David L. Huffman


#6
He is actually alloying with FINE GOLD! It makes for a really lousy
alloy.  Not only a low melting temp, around 1450 C, but it seems to
have no ductility, you can't forge it without it crumbling. 

'bout all I can say about that one is … Urk… You’ve got my
sympathy. Cruddy alloy. Wonder what in ghods name led them to do
THAT? Just pure platinum would be better.

I've seen references to platinum-copper alloys, but I don't believe
I've knowingly worked with it. 

Platinum copper alloys do actually work. They’re not so good for
casting, as they oxidize (like cobalt). But they are considered
decent enough for fabrication use. Mostly found in some european
work, almost never in the U.S.

        Well, along comes cobalt (steel!) to save the day! Yuk! 
   I agree.  I don't have much use for the Cobalt alloy.  I'm
certain it was only developed because manufacturers wanted something
that cast and finished more like a gold alloy, obviously to save on
labor costs. 

Not just labor costs. Cobalt platinum was developed specifically for
casting. Those of you who cast iridio-platinum will know all about
porosity in platinum castings. it’s the bane of the stuff. Cobalt
gives an alloy that has a greater degree of fluidity when molten, so
it fills better, plus it’s got a larger difference between liquidus
and solidus temps, (a wider “slushy” range",) which drastically
reduces porosity problems. Castings in cobalt platinum are
demonstrably denser and less porous. Some stuff you can succussfully
cast consistently in cobalt platinum simply will drive you nuts with
iridio-platinum. At least on the casting end. But casting it requires
melting/casting under vacuum. so the equipment required is
considerably more complex than that you need for iridio platinum, and
as well all know, the resulting jewelry takes a bit more care at the
benchwork stage. Frankly, I don’t really mind cobalt alloys, so long
as I know that’s what they are. With the new platinum solders, you
can forget fusing/welding without giving up quality, and the cobalt
platinums then give you fine professional results. It’s just a
different material, and requires slightly different rules.

   Bet Jurgen's workshop was great.  I think the industry is going
to have to keep tight standards on platinum, lest we see the chain
stores selling the platinum equivalent of 10 karat gold. 
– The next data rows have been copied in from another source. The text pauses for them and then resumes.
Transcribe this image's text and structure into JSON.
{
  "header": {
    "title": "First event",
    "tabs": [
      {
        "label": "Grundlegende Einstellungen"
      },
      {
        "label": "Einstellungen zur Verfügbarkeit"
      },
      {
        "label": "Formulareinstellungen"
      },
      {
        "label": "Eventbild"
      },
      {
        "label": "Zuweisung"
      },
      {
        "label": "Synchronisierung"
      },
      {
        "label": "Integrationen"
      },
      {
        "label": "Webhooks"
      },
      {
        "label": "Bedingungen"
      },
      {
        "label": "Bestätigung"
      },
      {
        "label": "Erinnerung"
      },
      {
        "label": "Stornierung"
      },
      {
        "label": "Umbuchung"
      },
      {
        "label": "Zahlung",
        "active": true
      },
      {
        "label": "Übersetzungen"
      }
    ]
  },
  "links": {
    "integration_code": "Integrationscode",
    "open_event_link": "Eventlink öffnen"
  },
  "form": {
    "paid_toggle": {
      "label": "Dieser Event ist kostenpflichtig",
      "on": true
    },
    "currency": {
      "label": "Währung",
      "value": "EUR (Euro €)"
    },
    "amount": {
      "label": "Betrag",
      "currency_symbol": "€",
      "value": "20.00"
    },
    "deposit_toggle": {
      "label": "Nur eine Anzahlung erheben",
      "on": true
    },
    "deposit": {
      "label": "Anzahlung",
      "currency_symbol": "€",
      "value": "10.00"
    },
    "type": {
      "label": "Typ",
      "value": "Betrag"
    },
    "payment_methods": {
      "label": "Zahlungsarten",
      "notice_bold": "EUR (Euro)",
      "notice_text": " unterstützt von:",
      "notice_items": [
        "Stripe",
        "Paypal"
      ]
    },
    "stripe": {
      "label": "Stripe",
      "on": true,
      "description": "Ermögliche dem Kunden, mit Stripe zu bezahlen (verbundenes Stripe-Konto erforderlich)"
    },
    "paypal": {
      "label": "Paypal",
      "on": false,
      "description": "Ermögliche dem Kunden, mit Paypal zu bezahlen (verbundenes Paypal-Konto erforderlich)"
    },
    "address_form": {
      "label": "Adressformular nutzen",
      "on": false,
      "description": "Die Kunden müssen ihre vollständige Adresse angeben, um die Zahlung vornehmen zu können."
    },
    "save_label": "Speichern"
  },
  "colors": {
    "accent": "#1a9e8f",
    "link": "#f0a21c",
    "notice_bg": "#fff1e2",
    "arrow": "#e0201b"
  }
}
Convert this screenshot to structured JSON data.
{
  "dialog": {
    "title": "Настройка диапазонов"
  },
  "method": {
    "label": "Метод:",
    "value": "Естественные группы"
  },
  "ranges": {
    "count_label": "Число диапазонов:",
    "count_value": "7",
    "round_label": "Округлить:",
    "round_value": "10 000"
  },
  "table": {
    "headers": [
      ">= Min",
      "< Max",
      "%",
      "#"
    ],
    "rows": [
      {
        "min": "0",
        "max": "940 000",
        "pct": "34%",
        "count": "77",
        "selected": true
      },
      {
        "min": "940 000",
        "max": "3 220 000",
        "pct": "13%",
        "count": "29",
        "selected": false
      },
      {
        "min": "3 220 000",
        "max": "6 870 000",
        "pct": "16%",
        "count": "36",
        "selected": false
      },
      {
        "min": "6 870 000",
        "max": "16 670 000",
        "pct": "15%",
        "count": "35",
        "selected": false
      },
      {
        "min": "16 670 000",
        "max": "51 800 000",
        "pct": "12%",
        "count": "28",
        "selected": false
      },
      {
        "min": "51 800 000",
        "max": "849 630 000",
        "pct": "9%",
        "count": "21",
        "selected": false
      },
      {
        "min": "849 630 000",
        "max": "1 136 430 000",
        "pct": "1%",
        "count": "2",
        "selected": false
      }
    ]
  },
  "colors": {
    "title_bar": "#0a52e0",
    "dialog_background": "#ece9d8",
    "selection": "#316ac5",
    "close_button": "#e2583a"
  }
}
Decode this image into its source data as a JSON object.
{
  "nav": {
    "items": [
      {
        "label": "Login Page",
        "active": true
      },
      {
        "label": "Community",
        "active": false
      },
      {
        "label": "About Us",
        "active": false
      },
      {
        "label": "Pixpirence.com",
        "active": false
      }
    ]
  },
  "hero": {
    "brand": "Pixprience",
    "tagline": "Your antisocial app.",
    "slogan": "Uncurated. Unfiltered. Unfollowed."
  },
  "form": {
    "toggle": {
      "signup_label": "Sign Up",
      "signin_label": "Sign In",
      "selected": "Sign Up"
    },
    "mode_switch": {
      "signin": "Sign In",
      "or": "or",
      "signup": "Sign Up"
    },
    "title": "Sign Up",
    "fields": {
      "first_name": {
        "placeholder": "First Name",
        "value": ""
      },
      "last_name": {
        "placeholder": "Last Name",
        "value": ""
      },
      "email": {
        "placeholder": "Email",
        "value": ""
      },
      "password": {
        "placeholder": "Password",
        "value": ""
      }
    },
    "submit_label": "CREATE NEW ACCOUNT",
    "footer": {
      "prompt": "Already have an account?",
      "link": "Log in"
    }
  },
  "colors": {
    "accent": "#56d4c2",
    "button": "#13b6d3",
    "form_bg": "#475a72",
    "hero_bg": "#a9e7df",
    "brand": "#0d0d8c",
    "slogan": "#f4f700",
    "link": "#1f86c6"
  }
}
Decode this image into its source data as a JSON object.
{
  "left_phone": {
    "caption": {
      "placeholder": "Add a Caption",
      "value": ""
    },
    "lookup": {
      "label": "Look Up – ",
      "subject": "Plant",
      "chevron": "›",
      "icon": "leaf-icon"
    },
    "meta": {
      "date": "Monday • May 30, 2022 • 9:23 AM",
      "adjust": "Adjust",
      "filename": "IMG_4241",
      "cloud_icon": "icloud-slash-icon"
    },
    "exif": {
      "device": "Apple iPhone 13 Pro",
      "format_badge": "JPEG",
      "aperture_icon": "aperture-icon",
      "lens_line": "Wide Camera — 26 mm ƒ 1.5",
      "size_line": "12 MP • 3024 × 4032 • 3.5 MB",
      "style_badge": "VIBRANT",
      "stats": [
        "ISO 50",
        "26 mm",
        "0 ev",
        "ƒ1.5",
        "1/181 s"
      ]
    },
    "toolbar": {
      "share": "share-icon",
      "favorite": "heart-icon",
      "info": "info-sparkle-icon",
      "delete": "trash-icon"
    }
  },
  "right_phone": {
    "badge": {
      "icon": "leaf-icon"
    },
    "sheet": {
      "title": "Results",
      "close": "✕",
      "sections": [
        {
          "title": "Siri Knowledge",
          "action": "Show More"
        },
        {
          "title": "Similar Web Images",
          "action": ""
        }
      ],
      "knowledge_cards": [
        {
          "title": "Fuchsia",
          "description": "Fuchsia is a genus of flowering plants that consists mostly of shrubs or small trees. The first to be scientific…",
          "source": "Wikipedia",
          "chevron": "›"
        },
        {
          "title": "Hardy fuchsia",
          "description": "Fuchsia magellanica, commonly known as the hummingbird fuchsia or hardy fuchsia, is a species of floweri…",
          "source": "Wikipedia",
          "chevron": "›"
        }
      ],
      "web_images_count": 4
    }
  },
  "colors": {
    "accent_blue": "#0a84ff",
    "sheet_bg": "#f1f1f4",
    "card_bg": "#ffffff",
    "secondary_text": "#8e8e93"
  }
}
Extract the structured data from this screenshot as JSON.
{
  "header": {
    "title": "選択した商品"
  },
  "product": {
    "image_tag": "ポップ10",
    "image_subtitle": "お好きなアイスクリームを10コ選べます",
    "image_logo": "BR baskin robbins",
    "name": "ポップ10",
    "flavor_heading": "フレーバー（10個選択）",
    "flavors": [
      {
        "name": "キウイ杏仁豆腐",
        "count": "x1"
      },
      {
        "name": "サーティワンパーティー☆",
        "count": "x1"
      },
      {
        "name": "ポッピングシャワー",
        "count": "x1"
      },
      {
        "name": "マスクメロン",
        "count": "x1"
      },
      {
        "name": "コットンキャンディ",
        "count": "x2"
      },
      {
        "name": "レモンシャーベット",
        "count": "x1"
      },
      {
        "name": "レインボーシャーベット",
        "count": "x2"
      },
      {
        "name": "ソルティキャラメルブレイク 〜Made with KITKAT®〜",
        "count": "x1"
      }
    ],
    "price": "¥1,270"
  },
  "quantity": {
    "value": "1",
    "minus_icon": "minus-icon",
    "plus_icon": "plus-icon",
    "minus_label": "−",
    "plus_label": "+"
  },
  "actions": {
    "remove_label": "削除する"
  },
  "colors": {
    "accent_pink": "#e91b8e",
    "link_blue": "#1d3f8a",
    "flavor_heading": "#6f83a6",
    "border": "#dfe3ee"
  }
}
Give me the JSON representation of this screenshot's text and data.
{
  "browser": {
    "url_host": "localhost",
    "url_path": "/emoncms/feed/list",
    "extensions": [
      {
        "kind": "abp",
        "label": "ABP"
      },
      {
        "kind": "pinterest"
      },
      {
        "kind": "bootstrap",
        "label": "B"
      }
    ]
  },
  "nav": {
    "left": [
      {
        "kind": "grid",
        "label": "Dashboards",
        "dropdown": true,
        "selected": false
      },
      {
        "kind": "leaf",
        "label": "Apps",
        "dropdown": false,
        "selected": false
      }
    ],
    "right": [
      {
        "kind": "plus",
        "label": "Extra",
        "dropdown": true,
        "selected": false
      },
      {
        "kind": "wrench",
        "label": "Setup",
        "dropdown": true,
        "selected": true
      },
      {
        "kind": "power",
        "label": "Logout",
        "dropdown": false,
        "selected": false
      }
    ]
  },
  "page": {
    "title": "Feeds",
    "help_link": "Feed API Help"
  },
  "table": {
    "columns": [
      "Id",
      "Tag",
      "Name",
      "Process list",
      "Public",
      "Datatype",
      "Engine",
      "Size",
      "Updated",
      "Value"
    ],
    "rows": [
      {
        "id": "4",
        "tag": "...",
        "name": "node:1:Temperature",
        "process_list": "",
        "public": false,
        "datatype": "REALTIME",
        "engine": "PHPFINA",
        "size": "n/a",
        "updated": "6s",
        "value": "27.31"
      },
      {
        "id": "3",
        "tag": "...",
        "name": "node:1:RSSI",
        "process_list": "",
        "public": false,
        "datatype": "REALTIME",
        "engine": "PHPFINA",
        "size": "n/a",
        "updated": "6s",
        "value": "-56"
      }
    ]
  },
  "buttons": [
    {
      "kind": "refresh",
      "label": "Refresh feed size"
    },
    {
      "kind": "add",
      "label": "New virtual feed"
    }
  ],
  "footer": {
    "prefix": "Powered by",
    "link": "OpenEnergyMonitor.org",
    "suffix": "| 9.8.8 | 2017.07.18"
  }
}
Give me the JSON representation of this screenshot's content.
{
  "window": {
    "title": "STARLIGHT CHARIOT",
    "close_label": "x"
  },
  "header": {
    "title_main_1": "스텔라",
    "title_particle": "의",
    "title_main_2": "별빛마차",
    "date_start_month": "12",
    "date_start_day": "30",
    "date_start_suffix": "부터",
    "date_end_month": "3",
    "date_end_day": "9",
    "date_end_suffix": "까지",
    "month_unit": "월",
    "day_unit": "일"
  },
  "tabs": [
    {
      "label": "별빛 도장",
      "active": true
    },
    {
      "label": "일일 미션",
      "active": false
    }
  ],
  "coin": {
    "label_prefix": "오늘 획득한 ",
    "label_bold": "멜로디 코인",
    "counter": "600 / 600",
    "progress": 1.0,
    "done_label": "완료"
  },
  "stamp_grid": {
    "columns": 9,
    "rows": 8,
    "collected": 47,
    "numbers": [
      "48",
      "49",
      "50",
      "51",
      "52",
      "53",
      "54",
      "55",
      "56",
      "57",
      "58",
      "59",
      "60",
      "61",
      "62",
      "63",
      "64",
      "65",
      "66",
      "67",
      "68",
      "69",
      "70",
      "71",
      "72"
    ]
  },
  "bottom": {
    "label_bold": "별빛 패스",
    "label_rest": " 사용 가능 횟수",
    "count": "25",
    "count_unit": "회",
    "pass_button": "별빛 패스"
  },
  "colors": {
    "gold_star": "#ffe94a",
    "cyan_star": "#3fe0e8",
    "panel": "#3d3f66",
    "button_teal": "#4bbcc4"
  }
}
WE have some say in that, too. The really low qualities of platinum
alloys are simply difficult to work on. when we educate the stores
that this crap results in sales that cannot be properly repaired, or
serviced, and that then you’ll have customers unhappy with their
purchases, we’ll just end up with yet another reason why the more
intellegent shoppers will start coming back to do their shopping with
actual jewelers, rather from the latest mall store where all the sales
people are part time college students or the like, who’s total
knowledge of jewelry comes from listening carefully to everything they
say on the TV home shopping channels or from learning carefully from
the other part timer’s who’ve been there a couple months longer than
they have…

There will always be a market for the lowest quality crap one can
make. Whether we allow ourselves to be bothered by it, or rather let
it work as a tool to promote the quality work we are able to offer by
comparison, is our own choice.

Peter Rowe


#7

I’m collecting reports from anyone who uses the plumb platinum
solder. I need to do follow up work on more kinds, and we are still
finding and working on the limitations of the existing 3 types.
Thanks in advance…


#8

We’ve tried them and they seem to work ok for some stuff, but the
melting points seem a little weird.


#9

Hi Daniel; I don’t know if you’ve been following the thread on this
product for the last week or so. I made some comments on it. Tim
Dooley had some insights into its performance, and Peter Rowe posted
an excellent set of observations on its efficacy. I’d be glad to
reiterate my experiences via off-post e-mail. You may reach me at
@David_L_Huffman. Check the archives for Tim’s and Peter’s
responses also. I think all-in-all people are glad to have this
product. It’s a considerable advance over platinum solders
previously available.

David L. Huffman


#10

Hello Daniel, The new plumb platinum solder is, in my opinion, the
most dramatic advance in platinumsmithing since I apprenticed in the late 50’s.